# [Description of the task]
Among the records below, find the lines with the word "false" and copy them.

# [Data under study]

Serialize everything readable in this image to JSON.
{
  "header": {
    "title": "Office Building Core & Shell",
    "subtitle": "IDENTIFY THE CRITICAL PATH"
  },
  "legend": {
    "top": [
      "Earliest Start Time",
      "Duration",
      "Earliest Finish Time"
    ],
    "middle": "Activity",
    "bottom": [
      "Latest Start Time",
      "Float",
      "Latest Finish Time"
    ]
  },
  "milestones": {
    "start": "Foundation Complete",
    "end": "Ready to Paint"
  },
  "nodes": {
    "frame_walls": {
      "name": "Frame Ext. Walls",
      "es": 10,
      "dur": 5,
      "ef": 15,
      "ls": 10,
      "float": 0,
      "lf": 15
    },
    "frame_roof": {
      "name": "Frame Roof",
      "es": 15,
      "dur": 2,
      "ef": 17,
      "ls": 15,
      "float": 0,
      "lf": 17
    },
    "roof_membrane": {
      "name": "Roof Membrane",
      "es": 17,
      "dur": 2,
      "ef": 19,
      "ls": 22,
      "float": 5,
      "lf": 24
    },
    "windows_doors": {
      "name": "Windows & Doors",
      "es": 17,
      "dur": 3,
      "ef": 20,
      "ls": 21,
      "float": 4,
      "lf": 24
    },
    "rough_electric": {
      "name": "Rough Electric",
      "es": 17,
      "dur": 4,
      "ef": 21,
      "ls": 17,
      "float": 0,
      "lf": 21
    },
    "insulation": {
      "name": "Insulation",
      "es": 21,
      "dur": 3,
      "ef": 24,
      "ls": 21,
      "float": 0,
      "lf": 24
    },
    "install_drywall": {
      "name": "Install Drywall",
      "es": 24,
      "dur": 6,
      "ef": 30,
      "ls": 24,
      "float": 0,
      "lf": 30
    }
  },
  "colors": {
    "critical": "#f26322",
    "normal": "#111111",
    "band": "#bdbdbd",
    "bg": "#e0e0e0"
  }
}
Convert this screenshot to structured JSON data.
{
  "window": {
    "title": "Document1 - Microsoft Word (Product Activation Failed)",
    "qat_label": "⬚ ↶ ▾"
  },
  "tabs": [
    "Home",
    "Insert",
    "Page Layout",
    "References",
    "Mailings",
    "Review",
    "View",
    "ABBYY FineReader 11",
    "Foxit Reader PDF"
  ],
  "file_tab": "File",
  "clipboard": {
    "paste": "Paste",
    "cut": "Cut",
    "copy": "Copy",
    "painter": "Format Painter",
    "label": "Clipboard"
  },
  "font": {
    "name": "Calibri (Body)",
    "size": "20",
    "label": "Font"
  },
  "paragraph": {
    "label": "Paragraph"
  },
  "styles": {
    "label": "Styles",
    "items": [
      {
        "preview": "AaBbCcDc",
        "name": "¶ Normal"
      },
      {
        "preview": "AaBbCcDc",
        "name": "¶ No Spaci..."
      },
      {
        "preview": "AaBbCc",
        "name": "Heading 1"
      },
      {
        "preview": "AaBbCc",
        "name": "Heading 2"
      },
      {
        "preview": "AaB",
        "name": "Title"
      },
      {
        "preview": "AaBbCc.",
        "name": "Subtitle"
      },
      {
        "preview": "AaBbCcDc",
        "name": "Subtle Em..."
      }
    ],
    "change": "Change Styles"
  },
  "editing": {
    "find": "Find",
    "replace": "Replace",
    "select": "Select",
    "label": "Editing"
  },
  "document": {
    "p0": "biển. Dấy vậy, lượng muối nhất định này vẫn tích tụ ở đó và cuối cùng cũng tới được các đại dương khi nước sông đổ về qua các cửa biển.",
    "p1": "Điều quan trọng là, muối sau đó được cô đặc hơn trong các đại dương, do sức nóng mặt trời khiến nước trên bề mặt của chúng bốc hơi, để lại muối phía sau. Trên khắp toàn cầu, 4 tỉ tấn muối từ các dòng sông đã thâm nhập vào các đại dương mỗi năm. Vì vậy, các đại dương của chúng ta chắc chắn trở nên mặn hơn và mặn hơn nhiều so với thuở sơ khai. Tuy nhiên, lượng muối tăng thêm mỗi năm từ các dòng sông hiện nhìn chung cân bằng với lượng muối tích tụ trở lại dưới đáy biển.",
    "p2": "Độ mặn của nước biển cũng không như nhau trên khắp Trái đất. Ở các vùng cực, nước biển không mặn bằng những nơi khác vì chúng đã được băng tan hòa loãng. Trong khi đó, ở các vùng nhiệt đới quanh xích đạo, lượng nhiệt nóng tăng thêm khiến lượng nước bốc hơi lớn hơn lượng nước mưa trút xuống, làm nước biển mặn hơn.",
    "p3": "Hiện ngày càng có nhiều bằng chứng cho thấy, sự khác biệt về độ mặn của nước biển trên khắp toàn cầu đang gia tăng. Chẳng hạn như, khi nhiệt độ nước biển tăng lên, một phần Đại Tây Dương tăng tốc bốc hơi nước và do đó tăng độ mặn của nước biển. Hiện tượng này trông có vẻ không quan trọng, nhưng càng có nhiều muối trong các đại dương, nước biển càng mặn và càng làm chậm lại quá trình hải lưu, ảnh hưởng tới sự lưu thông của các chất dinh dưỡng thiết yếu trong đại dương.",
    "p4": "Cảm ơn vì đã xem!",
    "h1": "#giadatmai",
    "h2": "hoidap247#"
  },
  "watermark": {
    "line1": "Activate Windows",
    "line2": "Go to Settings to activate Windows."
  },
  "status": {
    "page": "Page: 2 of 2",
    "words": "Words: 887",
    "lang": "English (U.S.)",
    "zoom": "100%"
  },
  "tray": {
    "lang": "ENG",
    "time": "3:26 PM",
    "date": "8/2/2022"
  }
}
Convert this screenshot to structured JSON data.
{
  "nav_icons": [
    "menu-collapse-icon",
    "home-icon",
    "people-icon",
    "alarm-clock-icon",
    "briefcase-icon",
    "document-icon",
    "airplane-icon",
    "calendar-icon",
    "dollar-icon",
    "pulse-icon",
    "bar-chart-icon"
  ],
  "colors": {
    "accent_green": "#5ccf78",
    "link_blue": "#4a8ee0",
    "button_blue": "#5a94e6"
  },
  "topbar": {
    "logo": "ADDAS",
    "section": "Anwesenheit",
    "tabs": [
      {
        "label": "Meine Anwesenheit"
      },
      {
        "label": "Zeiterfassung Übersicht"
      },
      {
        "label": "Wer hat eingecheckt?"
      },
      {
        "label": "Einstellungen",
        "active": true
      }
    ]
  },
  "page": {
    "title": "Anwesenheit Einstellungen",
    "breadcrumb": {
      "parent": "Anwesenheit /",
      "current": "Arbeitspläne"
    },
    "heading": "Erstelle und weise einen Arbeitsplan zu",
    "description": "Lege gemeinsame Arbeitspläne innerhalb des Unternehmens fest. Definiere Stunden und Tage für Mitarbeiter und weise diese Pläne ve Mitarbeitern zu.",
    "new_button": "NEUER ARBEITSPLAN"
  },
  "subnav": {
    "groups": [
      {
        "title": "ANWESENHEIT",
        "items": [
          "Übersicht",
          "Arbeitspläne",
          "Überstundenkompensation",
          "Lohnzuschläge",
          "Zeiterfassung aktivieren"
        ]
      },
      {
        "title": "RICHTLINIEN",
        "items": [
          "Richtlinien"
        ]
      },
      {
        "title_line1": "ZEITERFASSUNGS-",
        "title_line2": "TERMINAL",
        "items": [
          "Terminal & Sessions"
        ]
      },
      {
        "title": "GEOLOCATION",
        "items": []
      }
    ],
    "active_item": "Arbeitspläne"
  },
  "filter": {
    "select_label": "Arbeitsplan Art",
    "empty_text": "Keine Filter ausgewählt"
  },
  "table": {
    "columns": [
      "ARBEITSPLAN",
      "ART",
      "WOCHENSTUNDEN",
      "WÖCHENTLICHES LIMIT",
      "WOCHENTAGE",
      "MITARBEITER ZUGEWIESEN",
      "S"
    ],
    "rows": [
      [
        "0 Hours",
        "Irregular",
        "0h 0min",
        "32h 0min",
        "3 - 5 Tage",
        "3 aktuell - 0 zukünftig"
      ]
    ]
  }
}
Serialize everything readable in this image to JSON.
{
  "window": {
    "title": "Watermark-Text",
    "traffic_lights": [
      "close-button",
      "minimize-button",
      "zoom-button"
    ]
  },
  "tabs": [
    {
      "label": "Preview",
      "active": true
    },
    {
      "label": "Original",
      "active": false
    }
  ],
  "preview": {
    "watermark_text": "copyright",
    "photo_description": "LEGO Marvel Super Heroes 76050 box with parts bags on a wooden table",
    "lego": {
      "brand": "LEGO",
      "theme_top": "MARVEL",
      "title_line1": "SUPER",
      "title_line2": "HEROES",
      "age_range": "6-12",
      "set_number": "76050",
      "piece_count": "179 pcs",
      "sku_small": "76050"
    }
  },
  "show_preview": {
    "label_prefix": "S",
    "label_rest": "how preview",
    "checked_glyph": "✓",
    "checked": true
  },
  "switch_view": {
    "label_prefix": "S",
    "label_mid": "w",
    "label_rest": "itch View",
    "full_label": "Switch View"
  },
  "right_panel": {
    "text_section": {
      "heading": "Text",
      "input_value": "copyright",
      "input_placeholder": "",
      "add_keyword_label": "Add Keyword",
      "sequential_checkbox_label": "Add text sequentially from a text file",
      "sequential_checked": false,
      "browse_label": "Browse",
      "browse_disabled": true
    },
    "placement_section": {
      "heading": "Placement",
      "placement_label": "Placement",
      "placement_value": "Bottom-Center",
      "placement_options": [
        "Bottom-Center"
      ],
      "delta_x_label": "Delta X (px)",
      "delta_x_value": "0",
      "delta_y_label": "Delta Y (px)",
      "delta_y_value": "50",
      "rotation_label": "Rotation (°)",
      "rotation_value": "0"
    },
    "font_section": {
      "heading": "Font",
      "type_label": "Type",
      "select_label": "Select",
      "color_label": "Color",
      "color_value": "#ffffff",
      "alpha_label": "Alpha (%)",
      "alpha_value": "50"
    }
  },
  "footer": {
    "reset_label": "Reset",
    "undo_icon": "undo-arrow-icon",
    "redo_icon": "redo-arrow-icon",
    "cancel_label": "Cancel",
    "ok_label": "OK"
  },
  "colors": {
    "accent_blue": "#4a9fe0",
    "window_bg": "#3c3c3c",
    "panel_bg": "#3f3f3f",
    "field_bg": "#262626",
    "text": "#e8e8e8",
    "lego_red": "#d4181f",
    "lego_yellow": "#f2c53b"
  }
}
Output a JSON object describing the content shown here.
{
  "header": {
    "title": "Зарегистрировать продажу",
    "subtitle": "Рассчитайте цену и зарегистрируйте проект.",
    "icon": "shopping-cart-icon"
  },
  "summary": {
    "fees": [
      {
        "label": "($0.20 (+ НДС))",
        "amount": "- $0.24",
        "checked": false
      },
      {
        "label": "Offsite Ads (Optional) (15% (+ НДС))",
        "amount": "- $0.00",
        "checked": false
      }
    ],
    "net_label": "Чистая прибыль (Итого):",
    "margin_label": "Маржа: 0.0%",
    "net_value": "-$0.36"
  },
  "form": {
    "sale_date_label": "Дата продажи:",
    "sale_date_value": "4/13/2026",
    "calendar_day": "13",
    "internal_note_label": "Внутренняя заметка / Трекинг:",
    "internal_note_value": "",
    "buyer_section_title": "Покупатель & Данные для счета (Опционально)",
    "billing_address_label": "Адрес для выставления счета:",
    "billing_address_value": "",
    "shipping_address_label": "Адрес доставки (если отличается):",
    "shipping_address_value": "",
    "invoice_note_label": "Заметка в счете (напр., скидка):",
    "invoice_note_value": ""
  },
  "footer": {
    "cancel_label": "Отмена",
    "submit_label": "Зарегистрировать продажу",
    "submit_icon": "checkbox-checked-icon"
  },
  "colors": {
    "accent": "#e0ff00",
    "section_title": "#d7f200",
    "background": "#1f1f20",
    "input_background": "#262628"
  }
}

# [Written response]
      "active": false
      "sequential_checked": false,
        "checked": false
        "checked": false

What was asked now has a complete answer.